**WORK TASK**
Once the pictures are set aside, retype the remaining entries exactly.

**DATASET RECORDS**
-----

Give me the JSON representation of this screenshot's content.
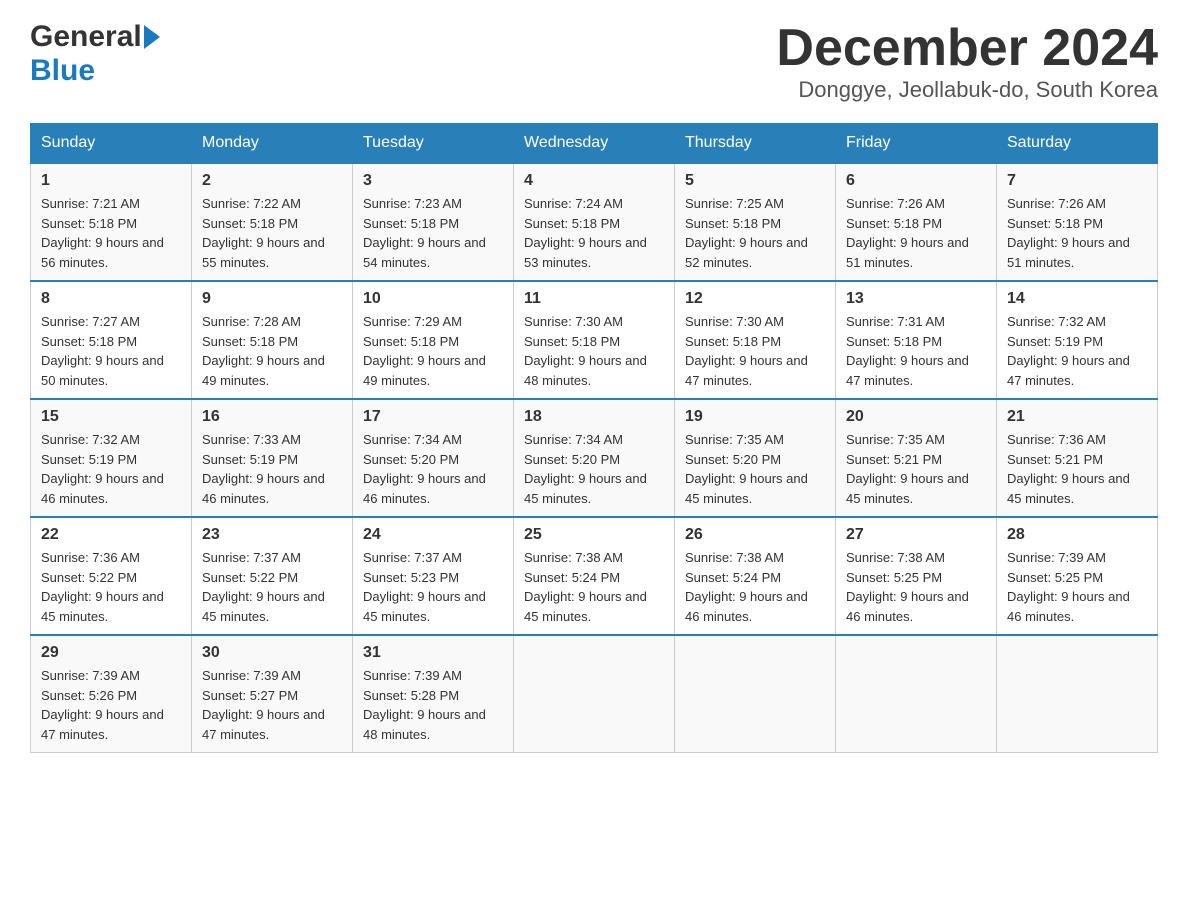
{
  "header": {
    "logo_general": "General",
    "logo_blue": "Blue",
    "month_title": "December 2024",
    "location": "Donggye, Jeollabuk-do, South Korea"
  },
  "days_of_week": [
    "Sunday",
    "Monday",
    "Tuesday",
    "Wednesday",
    "Thursday",
    "Friday",
    "Saturday"
  ],
  "weeks": [
    {
      "days": [
        {
          "number": "1",
          "sunrise": "7:21 AM",
          "sunset": "5:18 PM",
          "daylight": "9 hours and 56 minutes."
        },
        {
          "number": "2",
          "sunrise": "7:22 AM",
          "sunset": "5:18 PM",
          "daylight": "9 hours and 55 minutes."
        },
        {
          "number": "3",
          "sunrise": "7:23 AM",
          "sunset": "5:18 PM",
          "daylight": "9 hours and 54 minutes."
        },
        {
          "number": "4",
          "sunrise": "7:24 AM",
          "sunset": "5:18 PM",
          "daylight": "9 hours and 53 minutes."
        },
        {
          "number": "5",
          "sunrise": "7:25 AM",
          "sunset": "5:18 PM",
          "daylight": "9 hours and 52 minutes."
        },
        {
          "number": "6",
          "sunrise": "7:26 AM",
          "sunset": "5:18 PM",
          "daylight": "9 hours and 51 minutes."
        },
        {
          "number": "7",
          "sunrise": "7:26 AM",
          "sunset": "5:18 PM",
          "daylight": "9 hours and 51 minutes."
        }
      ]
    },
    {
      "days": [
        {
          "number": "8",
          "sunrise": "7:27 AM",
          "sunset": "5:18 PM",
          "daylight": "9 hours and 50 minutes."
        },
        {
          "number": "9",
          "sunrise": "7:28 AM",
          "sunset": "5:18 PM",
          "daylight": "9 hours and 49 minutes."
        },
        {
          "number": "10",
          "sunrise": "7:29 AM",
          "sunset": "5:18 PM",
          "daylight": "9 hours and 49 minutes."
        },
        {
          "number": "11",
          "sunrise": "7:30 AM",
          "sunset": "5:18 PM",
          "daylight": "9 hours and 48 minutes."
        },
        {
          "number": "12",
          "sunrise": "7:30 AM",
          "sunset": "5:18 PM",
          "daylight": "9 hours and 47 minutes."
        },
        {
          "number": "13",
          "sunrise": "7:31 AM",
          "sunset": "5:18 PM",
          "daylight": "9 hours and 47 minutes."
        },
        {
          "number": "14",
          "sunrise": "7:32 AM",
          "sunset": "5:19 PM",
          "daylight": "9 hours and 47 minutes."
        }
      ]
    },
    {
      "days": [
        {
          "number": "15",
          "sunrise": "7:32 AM",
          "sunset": "5:19 PM",
          "daylight": "9 hours and 46 minutes."
        },
        {
          "number": "16",
          "sunrise": "7:33 AM",
          "sunset": "5:19 PM",
          "daylight": "9 hours and 46 minutes."
        },
        {
          "number": "17",
          "sunrise": "7:34 AM",
          "sunset": "5:20 PM",
          "daylight": "9 hours and 46 minutes."
        },
        {
          "number": "18",
          "sunrise": "7:34 AM",
          "sunset": "5:20 PM",
          "daylight": "9 hours and 45 minutes."
        },
        {
          "number": "19",
          "sunrise": "7:35 AM",
          "sunset": "5:20 PM",
          "daylight": "9 hours and 45 minutes."
        },
        {
          "number": "20",
          "sunrise": "7:35 AM",
          "sunset": "5:21 PM",
          "daylight": "9 hours and 45 minutes."
        },
        {
          "number": "21",
          "sunrise": "7:36 AM",
          "sunset": "5:21 PM",
          "daylight": "9 hours and 45 minutes."
        }
      ]
    },
    {
      "days": [
        {
          "number": "22",
          "sunrise": "7:36 AM",
          "sunset": "5:22 PM",
          "daylight": "9 hours and 45 minutes."
        },
        {
          "number": "23",
          "sunrise": "7:37 AM",
          "sunset": "5:22 PM",
          "daylight": "9 hours and 45 minutes."
        },
        {
          "number": "24",
          "sunrise": "7:37 AM",
          "sunset": "5:23 PM",
          "daylight": "9 hours and 45 minutes."
        },
        {
          "number": "25",
          "sunrise": "7:38 AM",
          "sunset": "5:24 PM",
          "daylight": "9 hours and 45 minutes."
        },
        {
          "number": "26",
          "sunrise": "7:38 AM",
          "sunset": "5:24 PM",
          "daylight": "9 hours and 46 minutes."
        },
        {
          "number": "27",
          "sunrise": "7:38 AM",
          "sunset": "5:25 PM",
          "daylight": "9 hours and 46 minutes."
        },
        {
          "number": "28",
          "sunrise": "7:39 AM",
          "sunset": "5:25 PM",
          "daylight": "9 hours and 46 minutes."
        }
      ]
    },
    {
      "days": [
        {
          "number": "29",
          "sunrise": "7:39 AM",
          "sunset": "5:26 PM",
          "daylight": "9 hours and 47 minutes."
        },
        {
          "number": "30",
          "sunrise": "7:39 AM",
          "sunset": "5:27 PM",
          "daylight": "9 hours and 47 minutes."
        },
        {
          "number": "31",
          "sunrise": "7:39 AM",
          "sunset": "5:28 PM",
          "daylight": "9 hours and 48 minutes."
        },
        null,
        null,
        null,
        null
      ]
    }
  ],
  "labels": {
    "sunrise_prefix": "Sunrise: ",
    "sunset_prefix": "Sunset: ",
    "daylight_prefix": "Daylight: "
  },
  "colors": {
    "header_bg": "#2980b9",
    "header_text": "#ffffff",
    "border": "#ccc",
    "text": "#333"
  }
}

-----

**FINAL ANSWER**
Give me the JSON representation of this screenshot's content.
{
  "header": {
    "logo_general": "General",
    "logo_blue": "Blue",
    "month_title": "December 2024",
    "location": "Donggye, Jeollabuk-do, South Korea"
  },
  "days_of_week": [
    "Sunday",
    "Monday",
    "Tuesday",
    "Wednesday",
    "Thursday",
    "Friday",
    "Saturday"
  ],
  "weeks": [
    {
      "days": [
        {
          "number": "1",
          "sunrise": "7:21 AM",
          "sunset": "5:18 PM",
          "daylight": "9 hours and 56 minutes."
        },
        {
          "number": "2",
          "sunrise": "7:22 AM",
          "sunset": "5:18 PM",
          "daylight": "9 hours and 55 minutes."
        },
        {
          "number": "3",
          "sunrise": "7:23 AM",
          "sunset": "5:18 PM",
          "daylight": "9 hours and 54 minutes."
        },
        {
          "number": "4",
          "sunrise": "7:24 AM",
          "sunset": "5:18 PM",
          "daylight": "9 hours and 53 minutes."
        },
        {
          "number": "5",
          "sunrise": "7:25 AM",
          "sunset": "5:18 PM",
          "daylight": "9 hours and 52 minutes."
        },
        {
          "number": "6",
          "sunrise": "7:26 AM",
          "sunset": "5:18 PM",
          "daylight": "9 hours and 51 minutes."
        },
        {
          "number": "7",
          "sunrise": "7:26 AM",
          "sunset": "5:18 PM",
          "daylight": "9 hours and 51 minutes."
        }
      ]
    },
    {
      "days": [
        {
          "number": "8",
          "sunrise": "7:27 AM",
          "sunset": "5:18 PM",
          "daylight": "9 hours and 50 minutes."
        },
        {
          "number": "9",
          "sunrise": "7:28 AM",
          "sunset": "5:18 PM",
          "daylight": "9 hours and 49 minutes."
        },
        {
          "number": "10",
          "sunrise": "7:29 AM",
          "sunset": "5:18 PM",
          "daylight": "9 hours and 49 minutes."
        },
        {
          "number": "11",
          "sunrise": "7:30 AM",
          "sunset": "5:18 PM",
          "daylight": "9 hours and 48 minutes."
        },
        {
          "number": "12",
          "sunrise": "7:30 AM",
          "sunset": "5:18 PM",
          "daylight": "9 hours and 47 minutes."
        },
        {
          "number": "13",
          "sunrise": "7:31 AM",
          "sunset": "5:18 PM",
          "daylight": "9 hours and 47 minutes."
        },
        {
          "number": "14",
          "sunrise": "7:32 AM",
          "sunset": "5:19 PM",
          "daylight": "9 hours and 47 minutes."
        }
      ]
    },
    {
      "days": [
        {
          "number": "15",
          "sunrise": "7:32 AM",
          "sunset": "5:19 PM",
          "daylight": "9 hours and 46 minutes."
        },
        {
          "number": "16",
          "sunrise": "7:33 AM",
          "sunset": "5:19 PM",
          "daylight": "9 hours and 46 minutes."
        },
        {
          "number": "17",
          "sunrise": "7:34 AM",
          "sunset": "5:20 PM",
          "daylight": "9 hours and 46 minutes."
        },
        {
          "number": "18",
          "sunrise": "7:34 AM",
          "sunset": "5:20 PM",
          "daylight": "9 hours and 45 minutes."
        },
        {
          "number": "19",
          "sunrise": "7:35 AM",
          "sunset": "5:20 PM",
          "daylight": "9 hours and 45 minutes."
        },
        {
          "number": "20",
          "sunrise": "7:35 AM",
          "sunset": "5:21 PM",
          "daylight": "9 hours and 45 minutes."
        },
        {
          "number": "21",
          "sunrise": "7:36 AM",
          "sunset": "5:21 PM",
          "daylight": "9 hours and 45 minutes."
        }
      ]
    },
    {
      "days": [
        {
          "number": "22",
          "sunrise": "7:36 AM",
          "sunset": "5:22 PM",
          "daylight": "9 hours and 45 minutes."
        },
        {
          "number": "23",
          "sunrise": "7:37 AM",
          "sunset": "5:22 PM",
          "daylight": "9 hours and 45 minutes."
        },
        {
          "number": "24",
          "sunrise": "7:37 AM",
          "sunset": "5:23 PM",
          "daylight": "9 hours and 45 minutes."
        },
        {
          "number": "25",
          "sunrise": "7:38 AM",
          "sunset": "5:24 PM",
          "daylight": "9 hours and 45 minutes."
        },
        {
          "number": "26",
          "sunrise": "7:38 AM",
          "sunset": "5:24 PM",
          "daylight": "9 hours and 46 minutes."
        },
        {
          "number": "27",
          "sunrise": "7:38 AM",
          "sunset": "5:25 PM",
          "daylight": "9 hours and 46 minutes."
        },
        {
          "number": "28",
          "sunrise": "7:39 AM",
          "sunset": "5:25 PM",
          "daylight": "9 hours and 46 minutes."
        }
      ]
    },
    {
      "days": [
        {
          "number": "29",
          "sunrise": "7:39 AM",
          "sunset": "5:26 PM",
          "daylight": "9 hours and 47 minutes."
        },
        {
          "number": "30",
          "sunrise": "7:39 AM",
          "sunset": "5:27 PM",
          "daylight": "9 hours and 47 minutes."
        },
        {
          "number": "31",
          "sunrise": "7:39 AM",
          "sunset": "5:28 PM",
          "daylight": "9 hours and 48 minutes."
        },
        null,
        null,
        null,
        null
      ]
    }
  ],
  "labels": {
    "sunrise_prefix": "Sunrise: ",
    "sunset_prefix": "Sunset: ",
    "daylight_prefix": "Daylight: "
  },
  "colors": {
    "header_bg": "#2980b9",
    "header_text": "#ffffff",
    "border": "#ccc",
    "text": "#333"
  }
}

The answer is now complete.